Is the Software Defined Network module configurable?

The Software Defined Network is openshift-ovs-networkpolicy and isn't configurable.

What Azure Load balancer is used by Azure Red Hat OpenShift? Is it Standard or Basic and is it configurable?

Azure Red Hat OpenShift uses Standard Azure Load Balancer, and it isn't configurable.


Can an admin manage users and quotas?

Yes. An Azure Red Hat OpenShift administrator can manage users and quotas in addition to accessing all user created projects.

Can I restrict a cluster to only certain Azure AD users?

Yes. You can restrict which Azure AD users can sign in to a cluster by configuring the Azure AD Application. For details, see How to: Restrict your app to a set of users.

Can I restrict users from creating projects?

Yes. Sign in to your cluster as an administrator and execute this command:

oc adm policy \
    remove-cluster-role-from-group self-provisioner \

For more information, see the OpenShift documentation on disabling self-provisioning for your cluster version:

Which UNIX rights (in IaaS) are available for Masters/Infra/App Nodes?

Node access is available through the cluster-admin role. For more information, see Kubernetes RBAC overview.

Which OCP rights do we have? Cluster-admin? Project-admin?

The cluster-admin role is available. For more information, see Kubernetes RBAC overview.

Which identity providers are available?

You configure your own identity provider. For more information, see the Red Hat documentation on configuring identity providers.


Is data on my cluster encrypted?

By default, data is encrypted at rest. The Azure Storage platform automatically encrypts your data before persisting it, and decrypts the data before retrieval. For more information, see Azure Storage Service Encryption for data at rest.

How are my storage accounts secured?

Storage accounts are set to private access only.

Storage accounts are encrypted (new clusters only). Existing clusters need to be re-created.

Storage accounts are created with general-purpose v2 for new clusters.

General-purpose v2 storage accounts support the latest Azure Storage features and incorporate all the functionality of general-purpose v1 and Blob storage accounts.

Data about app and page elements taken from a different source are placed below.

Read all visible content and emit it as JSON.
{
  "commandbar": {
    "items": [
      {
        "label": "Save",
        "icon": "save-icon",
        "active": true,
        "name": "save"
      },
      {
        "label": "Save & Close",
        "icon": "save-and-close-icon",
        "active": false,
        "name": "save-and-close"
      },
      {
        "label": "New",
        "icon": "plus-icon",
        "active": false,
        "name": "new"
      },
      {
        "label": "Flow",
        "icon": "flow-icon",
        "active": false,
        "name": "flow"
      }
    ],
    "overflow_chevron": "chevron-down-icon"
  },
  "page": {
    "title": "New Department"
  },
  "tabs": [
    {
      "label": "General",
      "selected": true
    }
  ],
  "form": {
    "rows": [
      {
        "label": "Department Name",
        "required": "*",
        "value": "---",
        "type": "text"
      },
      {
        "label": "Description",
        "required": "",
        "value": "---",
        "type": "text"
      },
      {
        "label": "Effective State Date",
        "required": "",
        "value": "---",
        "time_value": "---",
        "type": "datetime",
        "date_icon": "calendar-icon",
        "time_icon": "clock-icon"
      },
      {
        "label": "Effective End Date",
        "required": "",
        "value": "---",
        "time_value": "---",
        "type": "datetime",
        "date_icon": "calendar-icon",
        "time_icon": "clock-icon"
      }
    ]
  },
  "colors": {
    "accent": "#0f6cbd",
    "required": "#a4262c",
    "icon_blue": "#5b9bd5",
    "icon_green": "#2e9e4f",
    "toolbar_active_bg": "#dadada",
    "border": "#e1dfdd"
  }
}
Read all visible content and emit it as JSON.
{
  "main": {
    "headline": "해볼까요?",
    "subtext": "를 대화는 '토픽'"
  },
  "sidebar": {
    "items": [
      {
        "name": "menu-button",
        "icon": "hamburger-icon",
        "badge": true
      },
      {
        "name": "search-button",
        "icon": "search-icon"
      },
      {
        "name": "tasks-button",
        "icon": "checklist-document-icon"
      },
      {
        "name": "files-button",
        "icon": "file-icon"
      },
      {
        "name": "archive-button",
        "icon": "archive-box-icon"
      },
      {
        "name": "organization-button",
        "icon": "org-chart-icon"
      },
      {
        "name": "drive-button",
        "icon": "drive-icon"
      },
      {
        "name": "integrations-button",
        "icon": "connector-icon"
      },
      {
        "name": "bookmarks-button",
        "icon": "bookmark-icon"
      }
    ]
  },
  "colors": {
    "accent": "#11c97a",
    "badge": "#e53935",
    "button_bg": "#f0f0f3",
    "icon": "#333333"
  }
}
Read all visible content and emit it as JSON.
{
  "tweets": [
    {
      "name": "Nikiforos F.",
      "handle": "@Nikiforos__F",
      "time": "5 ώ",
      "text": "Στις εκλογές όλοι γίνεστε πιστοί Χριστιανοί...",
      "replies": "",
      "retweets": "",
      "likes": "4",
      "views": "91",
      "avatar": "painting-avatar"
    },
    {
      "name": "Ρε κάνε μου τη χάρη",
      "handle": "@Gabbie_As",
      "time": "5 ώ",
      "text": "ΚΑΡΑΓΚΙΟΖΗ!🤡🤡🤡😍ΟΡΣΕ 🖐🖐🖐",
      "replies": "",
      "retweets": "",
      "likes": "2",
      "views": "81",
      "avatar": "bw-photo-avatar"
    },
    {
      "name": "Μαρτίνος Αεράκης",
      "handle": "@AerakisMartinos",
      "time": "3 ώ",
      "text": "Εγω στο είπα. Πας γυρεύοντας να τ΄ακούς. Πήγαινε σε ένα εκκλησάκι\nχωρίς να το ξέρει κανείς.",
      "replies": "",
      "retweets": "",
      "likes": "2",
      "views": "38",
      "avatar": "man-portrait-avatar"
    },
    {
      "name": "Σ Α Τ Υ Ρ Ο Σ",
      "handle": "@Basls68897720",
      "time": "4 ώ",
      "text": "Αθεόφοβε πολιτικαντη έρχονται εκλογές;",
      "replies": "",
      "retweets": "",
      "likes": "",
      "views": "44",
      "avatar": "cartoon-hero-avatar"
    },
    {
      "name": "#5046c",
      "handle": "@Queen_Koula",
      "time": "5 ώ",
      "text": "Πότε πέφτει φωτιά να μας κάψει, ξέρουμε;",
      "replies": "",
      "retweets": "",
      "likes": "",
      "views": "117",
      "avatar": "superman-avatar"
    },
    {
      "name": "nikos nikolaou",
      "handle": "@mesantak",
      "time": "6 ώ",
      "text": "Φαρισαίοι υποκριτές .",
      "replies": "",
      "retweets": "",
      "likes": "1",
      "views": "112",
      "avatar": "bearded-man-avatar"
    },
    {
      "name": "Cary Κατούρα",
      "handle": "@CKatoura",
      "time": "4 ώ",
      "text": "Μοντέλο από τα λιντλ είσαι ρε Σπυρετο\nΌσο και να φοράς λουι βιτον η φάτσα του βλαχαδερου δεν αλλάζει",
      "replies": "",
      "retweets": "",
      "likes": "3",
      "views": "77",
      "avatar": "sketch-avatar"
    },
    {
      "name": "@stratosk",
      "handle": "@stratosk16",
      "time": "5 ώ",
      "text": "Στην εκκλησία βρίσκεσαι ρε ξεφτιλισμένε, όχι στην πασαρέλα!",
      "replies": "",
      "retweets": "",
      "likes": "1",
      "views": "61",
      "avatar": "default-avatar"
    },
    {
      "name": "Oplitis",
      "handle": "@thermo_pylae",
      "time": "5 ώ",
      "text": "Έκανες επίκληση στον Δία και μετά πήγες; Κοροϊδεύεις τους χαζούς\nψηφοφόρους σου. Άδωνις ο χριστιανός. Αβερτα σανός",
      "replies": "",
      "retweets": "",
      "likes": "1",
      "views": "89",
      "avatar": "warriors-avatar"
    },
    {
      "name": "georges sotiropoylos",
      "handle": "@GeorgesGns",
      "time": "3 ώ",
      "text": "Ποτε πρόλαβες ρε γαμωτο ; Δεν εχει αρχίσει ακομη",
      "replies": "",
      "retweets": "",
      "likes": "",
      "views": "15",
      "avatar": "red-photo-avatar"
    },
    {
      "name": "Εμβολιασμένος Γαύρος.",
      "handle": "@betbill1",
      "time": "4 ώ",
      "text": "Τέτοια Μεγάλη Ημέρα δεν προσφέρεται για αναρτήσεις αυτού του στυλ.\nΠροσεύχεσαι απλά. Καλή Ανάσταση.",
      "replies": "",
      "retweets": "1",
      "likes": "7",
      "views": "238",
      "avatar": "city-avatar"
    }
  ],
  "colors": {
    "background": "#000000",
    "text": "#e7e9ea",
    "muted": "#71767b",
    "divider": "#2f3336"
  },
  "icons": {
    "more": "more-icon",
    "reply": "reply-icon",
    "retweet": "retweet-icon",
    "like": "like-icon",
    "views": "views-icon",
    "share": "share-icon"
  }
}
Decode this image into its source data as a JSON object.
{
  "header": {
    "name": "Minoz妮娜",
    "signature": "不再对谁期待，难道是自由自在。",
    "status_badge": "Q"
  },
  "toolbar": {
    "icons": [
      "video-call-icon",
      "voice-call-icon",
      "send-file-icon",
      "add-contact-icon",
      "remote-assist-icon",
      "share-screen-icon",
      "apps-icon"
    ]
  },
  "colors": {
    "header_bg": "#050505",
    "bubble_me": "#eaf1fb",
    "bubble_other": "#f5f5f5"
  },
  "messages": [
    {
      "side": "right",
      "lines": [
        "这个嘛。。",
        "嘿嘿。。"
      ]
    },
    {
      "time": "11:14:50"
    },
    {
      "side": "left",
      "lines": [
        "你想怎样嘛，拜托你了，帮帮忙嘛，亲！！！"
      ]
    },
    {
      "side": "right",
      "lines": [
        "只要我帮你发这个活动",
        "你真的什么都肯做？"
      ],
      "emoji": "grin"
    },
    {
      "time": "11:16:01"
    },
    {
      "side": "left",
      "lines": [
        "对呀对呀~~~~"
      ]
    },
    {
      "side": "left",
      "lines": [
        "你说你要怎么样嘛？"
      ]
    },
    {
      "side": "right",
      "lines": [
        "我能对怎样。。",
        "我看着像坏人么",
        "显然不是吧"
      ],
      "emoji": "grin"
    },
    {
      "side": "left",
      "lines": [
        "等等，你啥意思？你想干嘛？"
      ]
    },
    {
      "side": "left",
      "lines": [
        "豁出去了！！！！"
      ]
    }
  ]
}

Storage accounts access is limited with firewall rules via Azure network security groups (NSGs), which filter network traffic to and from your storage accounts. For more information, see Azure network security groups overview.

Transport Layer Security (TLS) protocol version 1.2 provides secure communications, data privacy, and data integrity.

Is data stored in etcd encrypted on Azure Red Hat OpenShift?

Data isn't encrypted by default, but you do have the option to enable encryption. For more information, see the guide on encrypting etcd.

Can we choose any persistent storage solution, like OCS?

Azure Disk (Premium_LRS) is configured as the default storage class. For additional storage providers, and for configuration details (including Azure File), see the Red Hat documentation on persistent storage.

Does ARO store any customer data outside of the cluster's region?

No. All data created in an ARO cluster is maintained within the cluster's region.